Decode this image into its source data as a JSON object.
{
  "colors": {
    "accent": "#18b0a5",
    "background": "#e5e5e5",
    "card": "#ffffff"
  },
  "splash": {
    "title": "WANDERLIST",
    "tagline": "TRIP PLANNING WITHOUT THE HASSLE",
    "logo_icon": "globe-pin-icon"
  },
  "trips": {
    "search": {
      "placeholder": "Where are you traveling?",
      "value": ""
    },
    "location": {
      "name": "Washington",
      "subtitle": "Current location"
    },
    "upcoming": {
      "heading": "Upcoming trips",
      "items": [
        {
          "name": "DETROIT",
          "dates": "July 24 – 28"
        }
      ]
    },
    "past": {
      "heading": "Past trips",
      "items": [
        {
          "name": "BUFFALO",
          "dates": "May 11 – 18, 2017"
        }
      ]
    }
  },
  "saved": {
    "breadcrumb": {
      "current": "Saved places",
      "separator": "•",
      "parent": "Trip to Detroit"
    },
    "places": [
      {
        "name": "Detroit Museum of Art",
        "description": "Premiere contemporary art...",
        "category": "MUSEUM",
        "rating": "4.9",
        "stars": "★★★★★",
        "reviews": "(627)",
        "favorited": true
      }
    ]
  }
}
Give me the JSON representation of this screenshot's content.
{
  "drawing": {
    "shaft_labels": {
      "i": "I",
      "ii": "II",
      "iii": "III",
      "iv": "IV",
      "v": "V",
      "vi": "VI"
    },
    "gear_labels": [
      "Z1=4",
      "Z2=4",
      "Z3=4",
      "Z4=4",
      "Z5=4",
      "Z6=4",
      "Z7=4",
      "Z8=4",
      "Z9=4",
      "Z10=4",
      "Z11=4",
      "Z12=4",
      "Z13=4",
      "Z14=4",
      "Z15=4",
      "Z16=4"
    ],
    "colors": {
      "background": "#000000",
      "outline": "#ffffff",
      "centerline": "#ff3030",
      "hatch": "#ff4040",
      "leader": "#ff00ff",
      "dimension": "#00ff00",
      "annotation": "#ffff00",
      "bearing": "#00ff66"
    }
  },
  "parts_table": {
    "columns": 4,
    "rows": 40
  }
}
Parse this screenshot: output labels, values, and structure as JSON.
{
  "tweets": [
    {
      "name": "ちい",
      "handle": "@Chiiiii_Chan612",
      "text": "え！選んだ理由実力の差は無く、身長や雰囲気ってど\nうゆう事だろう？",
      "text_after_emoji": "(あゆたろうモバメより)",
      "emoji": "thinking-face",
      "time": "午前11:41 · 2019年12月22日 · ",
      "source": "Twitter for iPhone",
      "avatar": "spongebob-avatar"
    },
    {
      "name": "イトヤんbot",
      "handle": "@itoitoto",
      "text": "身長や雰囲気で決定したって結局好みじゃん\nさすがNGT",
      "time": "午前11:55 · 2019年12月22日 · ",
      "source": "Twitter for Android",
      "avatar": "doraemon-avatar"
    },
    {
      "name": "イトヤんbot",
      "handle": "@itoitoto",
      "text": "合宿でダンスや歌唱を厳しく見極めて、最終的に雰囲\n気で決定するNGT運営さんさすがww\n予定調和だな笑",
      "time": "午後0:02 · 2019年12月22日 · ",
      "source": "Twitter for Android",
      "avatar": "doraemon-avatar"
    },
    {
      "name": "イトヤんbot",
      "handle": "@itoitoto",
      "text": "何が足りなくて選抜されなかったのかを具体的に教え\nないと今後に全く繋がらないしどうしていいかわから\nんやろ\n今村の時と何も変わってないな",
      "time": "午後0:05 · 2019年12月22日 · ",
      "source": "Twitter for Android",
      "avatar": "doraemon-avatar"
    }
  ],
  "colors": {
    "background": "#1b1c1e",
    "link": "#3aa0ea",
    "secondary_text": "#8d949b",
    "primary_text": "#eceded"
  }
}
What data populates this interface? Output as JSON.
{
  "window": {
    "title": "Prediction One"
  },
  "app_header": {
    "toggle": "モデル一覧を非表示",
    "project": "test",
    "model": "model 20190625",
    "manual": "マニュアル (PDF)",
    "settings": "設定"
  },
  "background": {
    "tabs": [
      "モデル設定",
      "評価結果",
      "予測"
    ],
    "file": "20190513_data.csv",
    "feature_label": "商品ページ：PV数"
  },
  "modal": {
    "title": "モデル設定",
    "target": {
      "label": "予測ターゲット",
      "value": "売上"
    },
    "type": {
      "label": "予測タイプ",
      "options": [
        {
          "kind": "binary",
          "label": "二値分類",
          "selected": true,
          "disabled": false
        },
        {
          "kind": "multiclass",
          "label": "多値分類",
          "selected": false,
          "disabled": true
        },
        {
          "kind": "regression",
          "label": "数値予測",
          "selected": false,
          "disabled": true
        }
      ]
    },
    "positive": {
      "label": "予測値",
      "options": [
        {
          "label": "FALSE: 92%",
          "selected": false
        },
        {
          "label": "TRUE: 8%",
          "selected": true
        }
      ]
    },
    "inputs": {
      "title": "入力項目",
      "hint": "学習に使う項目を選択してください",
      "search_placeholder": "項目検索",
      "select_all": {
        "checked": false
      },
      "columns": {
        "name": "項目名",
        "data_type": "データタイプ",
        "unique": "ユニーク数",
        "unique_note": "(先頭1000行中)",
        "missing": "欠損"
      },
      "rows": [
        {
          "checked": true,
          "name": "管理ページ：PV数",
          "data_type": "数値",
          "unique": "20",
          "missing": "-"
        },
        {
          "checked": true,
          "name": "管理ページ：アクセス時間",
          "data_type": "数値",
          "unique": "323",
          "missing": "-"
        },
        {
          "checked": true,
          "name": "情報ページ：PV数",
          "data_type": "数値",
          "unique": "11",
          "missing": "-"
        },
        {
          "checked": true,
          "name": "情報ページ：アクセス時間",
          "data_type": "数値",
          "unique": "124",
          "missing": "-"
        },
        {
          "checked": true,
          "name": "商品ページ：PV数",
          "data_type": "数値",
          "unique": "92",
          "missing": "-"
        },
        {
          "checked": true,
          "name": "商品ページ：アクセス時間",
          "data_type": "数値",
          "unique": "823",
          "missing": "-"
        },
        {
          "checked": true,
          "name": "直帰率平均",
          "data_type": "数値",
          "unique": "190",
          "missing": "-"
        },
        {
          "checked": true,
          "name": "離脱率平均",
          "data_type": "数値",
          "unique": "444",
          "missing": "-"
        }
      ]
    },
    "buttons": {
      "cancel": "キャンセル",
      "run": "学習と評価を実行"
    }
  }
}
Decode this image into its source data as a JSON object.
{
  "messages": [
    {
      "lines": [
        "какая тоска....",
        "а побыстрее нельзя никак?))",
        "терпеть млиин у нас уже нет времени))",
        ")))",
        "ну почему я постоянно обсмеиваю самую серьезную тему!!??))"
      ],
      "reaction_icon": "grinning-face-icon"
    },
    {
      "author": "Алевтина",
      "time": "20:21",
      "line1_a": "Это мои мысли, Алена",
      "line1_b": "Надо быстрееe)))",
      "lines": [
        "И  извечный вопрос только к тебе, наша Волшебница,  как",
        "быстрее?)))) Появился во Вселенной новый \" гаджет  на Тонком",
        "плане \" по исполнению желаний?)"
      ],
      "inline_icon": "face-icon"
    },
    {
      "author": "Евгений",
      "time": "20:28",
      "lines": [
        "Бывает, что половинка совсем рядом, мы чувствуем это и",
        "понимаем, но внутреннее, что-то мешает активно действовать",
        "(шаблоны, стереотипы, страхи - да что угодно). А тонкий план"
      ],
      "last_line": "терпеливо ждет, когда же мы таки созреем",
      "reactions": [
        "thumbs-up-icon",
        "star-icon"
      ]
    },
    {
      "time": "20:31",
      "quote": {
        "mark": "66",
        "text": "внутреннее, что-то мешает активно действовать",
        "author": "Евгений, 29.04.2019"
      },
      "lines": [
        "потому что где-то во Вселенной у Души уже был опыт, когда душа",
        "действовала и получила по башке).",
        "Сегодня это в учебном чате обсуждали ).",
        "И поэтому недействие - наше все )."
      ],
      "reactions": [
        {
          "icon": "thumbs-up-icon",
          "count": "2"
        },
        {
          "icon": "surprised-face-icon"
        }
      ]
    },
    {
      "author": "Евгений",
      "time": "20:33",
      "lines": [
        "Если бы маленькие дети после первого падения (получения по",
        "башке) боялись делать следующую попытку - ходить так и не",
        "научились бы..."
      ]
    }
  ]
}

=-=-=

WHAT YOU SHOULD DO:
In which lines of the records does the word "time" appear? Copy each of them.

SOLUTION:
      "time": "午前11:41 · 2019年12月22日 · ",
      "time": "午前11:55 · 2019年12月22日 · ",
      "time": "午後0:02 · 2019年12月22日 · ",
      "time": "午後0:05 · 2019年12月22日 · ",
      "time": "20:21",
      "time": "20:28",
      "time": "20:31",
      "time": "20:33",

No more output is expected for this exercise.